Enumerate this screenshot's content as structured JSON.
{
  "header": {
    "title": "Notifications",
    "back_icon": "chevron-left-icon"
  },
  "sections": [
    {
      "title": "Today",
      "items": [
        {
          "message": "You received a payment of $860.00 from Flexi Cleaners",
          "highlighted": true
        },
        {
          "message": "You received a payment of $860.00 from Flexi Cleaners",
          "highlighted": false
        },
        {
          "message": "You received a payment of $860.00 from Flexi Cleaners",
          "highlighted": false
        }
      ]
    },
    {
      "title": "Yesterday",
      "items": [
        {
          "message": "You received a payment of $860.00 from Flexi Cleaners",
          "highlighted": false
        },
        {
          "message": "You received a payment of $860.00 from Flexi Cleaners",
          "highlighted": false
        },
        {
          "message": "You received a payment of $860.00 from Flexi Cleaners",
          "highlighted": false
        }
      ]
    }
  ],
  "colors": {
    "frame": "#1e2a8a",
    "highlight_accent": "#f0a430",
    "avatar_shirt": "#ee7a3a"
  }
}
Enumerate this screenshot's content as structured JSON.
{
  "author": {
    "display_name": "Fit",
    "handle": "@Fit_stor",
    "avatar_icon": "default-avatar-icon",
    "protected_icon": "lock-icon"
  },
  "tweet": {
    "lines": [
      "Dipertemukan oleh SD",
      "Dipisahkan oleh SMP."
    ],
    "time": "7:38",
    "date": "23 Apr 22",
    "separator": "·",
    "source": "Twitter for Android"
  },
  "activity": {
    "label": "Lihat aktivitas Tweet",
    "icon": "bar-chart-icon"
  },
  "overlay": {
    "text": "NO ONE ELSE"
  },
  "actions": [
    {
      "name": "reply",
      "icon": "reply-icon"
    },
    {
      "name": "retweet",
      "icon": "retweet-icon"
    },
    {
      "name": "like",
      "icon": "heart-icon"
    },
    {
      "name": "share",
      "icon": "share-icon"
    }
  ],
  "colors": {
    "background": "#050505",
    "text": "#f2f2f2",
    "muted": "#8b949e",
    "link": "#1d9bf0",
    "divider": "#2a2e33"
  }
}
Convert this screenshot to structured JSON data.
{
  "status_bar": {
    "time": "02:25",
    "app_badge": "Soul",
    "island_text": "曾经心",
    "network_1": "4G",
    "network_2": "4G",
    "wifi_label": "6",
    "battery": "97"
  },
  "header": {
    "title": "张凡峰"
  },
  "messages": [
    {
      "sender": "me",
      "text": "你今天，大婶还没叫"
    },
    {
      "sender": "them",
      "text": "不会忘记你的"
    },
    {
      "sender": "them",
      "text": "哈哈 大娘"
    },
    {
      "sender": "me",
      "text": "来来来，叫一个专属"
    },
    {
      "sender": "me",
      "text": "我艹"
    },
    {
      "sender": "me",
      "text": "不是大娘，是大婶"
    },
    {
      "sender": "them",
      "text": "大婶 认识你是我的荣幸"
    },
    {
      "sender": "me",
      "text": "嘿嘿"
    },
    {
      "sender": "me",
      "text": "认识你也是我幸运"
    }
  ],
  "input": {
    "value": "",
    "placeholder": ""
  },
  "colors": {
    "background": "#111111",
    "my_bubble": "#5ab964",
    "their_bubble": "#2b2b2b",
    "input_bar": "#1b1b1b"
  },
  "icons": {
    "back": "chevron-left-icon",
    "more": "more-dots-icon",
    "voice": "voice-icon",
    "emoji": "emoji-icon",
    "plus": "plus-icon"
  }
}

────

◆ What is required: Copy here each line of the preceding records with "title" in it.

◆ Output below:
    "title": "Notifications",
      "title": "Today",
      "title": "Yesterday",
    "title": "张凡峰"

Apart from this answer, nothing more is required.